    Keywords: Seasonal unit roots, weak dependence, lag augmentation, long run variance estimator, demodulated process
    Date: 2015–11–03
  7. By: Giorgia Marini (Università Sapienza di Roma - Dipartimento di Studi Giuridici, Filosofici ed Economici)
    Abstract: This paper enlarges on Gutierrez's (2003) results on the power of panel cointegration tests. By a comparison of power of panel cointegration tests, we show how the choice of most powerful test depends on the values of the sample statistics. Country-by-country and panel stationarity and cointegration tests are performed on a panel of 20 OECD countries over the period 1971-2004. Residual-based tests and a cointegration rank test in the system of health care expenditure and GDP are used to test cointegration. Asymptotic normal distribution of these tests allows a straightforward comparison: for some values of the sample statistics, residual-based and rank tests are not directly comparable as the power of the residual-based tests oscillates; for other values of the sample statistics, the rank test is more powerful than the residual-based tests. This suggests that a clear-cut conclusion on the most powerful test cannot be reached a priori.
    Keywords: Panel data, panel stationarity tests, panel cointegration tests, power of tests
    JEL: C12 C22 C23 I10
    Date: 2016–05

This nep-ets issue is ©2016 by Yong Yin. It is provided as is without any express or implied warranty. It may be freely redistributed in whole or in part for any purpose. If distributed in part, please include this notice.
General information on the NEP project can be found at For comments please write to the director of NEP, Marco Novarese at <>. Put “NEP” in the subject, otherwise your mail may be rejected.
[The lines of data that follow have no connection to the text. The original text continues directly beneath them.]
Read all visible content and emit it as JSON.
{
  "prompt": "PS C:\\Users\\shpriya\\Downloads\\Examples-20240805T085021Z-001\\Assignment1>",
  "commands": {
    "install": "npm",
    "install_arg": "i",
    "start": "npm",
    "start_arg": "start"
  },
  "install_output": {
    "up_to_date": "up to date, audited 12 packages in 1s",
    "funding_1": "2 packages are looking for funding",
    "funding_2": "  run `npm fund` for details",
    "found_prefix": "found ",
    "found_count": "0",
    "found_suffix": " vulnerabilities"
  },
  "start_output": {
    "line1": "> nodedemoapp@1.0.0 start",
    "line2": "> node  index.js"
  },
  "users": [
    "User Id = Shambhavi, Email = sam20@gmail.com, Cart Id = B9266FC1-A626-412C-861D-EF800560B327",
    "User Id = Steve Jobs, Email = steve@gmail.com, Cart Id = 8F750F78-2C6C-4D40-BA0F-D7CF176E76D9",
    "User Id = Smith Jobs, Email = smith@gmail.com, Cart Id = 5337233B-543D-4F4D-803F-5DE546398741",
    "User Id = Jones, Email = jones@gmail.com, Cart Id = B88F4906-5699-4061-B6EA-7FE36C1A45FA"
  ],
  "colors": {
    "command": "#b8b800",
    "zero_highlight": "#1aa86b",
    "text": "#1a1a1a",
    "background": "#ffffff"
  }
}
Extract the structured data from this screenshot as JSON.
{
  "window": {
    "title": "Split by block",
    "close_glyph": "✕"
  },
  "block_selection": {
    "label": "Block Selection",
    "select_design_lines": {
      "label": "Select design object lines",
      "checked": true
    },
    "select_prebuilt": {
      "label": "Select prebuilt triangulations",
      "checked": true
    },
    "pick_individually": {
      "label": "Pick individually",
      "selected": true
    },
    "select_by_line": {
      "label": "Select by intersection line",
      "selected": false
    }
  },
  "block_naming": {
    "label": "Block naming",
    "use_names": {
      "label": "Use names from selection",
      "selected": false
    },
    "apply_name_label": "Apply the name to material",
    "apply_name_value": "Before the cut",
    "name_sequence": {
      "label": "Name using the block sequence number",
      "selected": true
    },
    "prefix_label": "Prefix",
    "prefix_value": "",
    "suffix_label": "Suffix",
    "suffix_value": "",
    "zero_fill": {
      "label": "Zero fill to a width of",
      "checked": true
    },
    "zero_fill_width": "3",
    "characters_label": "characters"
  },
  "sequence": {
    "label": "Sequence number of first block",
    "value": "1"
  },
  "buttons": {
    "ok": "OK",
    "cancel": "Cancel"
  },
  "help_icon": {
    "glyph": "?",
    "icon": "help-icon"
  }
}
NEP’s infrastructure is sponsored by the School of Economics and Finance of Massey University in New Zealand.